Document Type : Research Articles
Department of Microbial Biotechnology, Biotechnology Research Institute, National Research Centre, 33 EL Bohouth St., Dokki, Giza, Egypt.
Department of Tropical Medicine, Faculty of Medicine, Fayoum University, Egypt.
Department of Physical Therapy for Internal Medicine and Surgery, Faculty of Physical Therapy, Ahram Canadian University, Egypt.
Department of Endemic Medicine and Hepatogastroenterology, Faculty of Medicine, Cairo University, Cairo, Egypt.

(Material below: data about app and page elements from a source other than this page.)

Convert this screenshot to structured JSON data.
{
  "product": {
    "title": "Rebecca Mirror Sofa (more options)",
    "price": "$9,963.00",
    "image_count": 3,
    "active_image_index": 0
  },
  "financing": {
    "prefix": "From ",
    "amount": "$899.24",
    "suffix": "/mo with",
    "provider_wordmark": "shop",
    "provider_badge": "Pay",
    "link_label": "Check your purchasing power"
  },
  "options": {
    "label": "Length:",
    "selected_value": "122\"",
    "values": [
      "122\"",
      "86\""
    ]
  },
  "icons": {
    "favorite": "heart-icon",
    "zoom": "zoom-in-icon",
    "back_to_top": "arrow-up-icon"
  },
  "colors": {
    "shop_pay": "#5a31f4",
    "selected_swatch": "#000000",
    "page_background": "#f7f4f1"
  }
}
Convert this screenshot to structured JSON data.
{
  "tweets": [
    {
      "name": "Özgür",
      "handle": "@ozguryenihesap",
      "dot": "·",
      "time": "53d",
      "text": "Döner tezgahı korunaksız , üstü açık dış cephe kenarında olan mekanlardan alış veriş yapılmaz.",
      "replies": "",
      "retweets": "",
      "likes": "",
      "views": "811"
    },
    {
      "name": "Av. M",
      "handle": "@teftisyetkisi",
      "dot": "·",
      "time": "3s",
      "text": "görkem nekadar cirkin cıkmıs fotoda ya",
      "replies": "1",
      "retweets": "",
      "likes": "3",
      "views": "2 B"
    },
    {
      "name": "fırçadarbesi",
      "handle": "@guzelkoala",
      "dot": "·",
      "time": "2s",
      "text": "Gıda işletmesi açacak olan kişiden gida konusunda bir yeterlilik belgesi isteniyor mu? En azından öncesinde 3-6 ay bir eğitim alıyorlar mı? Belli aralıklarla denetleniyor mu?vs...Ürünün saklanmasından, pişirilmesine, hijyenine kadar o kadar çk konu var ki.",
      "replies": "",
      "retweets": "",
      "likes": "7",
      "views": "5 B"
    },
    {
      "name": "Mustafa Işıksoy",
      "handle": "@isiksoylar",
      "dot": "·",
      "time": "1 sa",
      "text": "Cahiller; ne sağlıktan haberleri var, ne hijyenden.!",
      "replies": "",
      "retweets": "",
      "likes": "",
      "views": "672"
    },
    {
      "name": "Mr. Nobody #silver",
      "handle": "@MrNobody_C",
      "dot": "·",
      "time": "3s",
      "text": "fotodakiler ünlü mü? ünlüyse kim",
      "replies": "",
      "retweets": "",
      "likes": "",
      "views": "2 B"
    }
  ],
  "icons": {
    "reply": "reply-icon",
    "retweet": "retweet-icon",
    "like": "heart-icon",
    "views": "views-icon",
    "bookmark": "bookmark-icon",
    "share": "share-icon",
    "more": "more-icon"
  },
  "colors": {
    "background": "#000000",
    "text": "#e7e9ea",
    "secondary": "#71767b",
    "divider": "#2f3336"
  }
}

Objective: The co-infection of HCV/CMV may accelerate the progression of liver diseases and worsen responsiveness to IFN treatment. The Direct-acting antiviral agents (DAAs), currently approved therapy for HCV, may cause a transient change in immune status, favoring the reactivation of other viruses. The current study aims to evaluate the impact of DAAs treatment on the reactivation of latent CMV in HCV patients. Methods: The serological IgG, IgM Abs against CMV were detected by ELISA on192 HCV patients. The seronegative CMV IgM patients received (sofosbuvir/daclatasvir) regimen, then the CMV reactivation was examined by measuring the CMV IgM by ELISA and CMV DNA by real-time PCR. Results: The serological data revealed that all patients were positive for CMV IgG (100%) while (64%) patients were positive for CMV IgM. The seronegative CMV IgM (36%) received the DAAs protocol. The sustained virological response was monitored by measuring the HCV RNA viremia in the patient sera. The serological data revealed that 28.6% of patients had a reactivation of CMV, while 18.5% of patients had detectable CMV DNA viremia. Moreover, there was a significant improvement in liver function as well as a decrease in FIB-4 and APRI scores at EOT. SVR was reached 97.4% among the total studied patients (N= 192). Conclusion: CMV co-infection has no impact on the response rate to DAAs. However, the CMV reactivation might have occurred after the complete eradication of HCV by DAAs.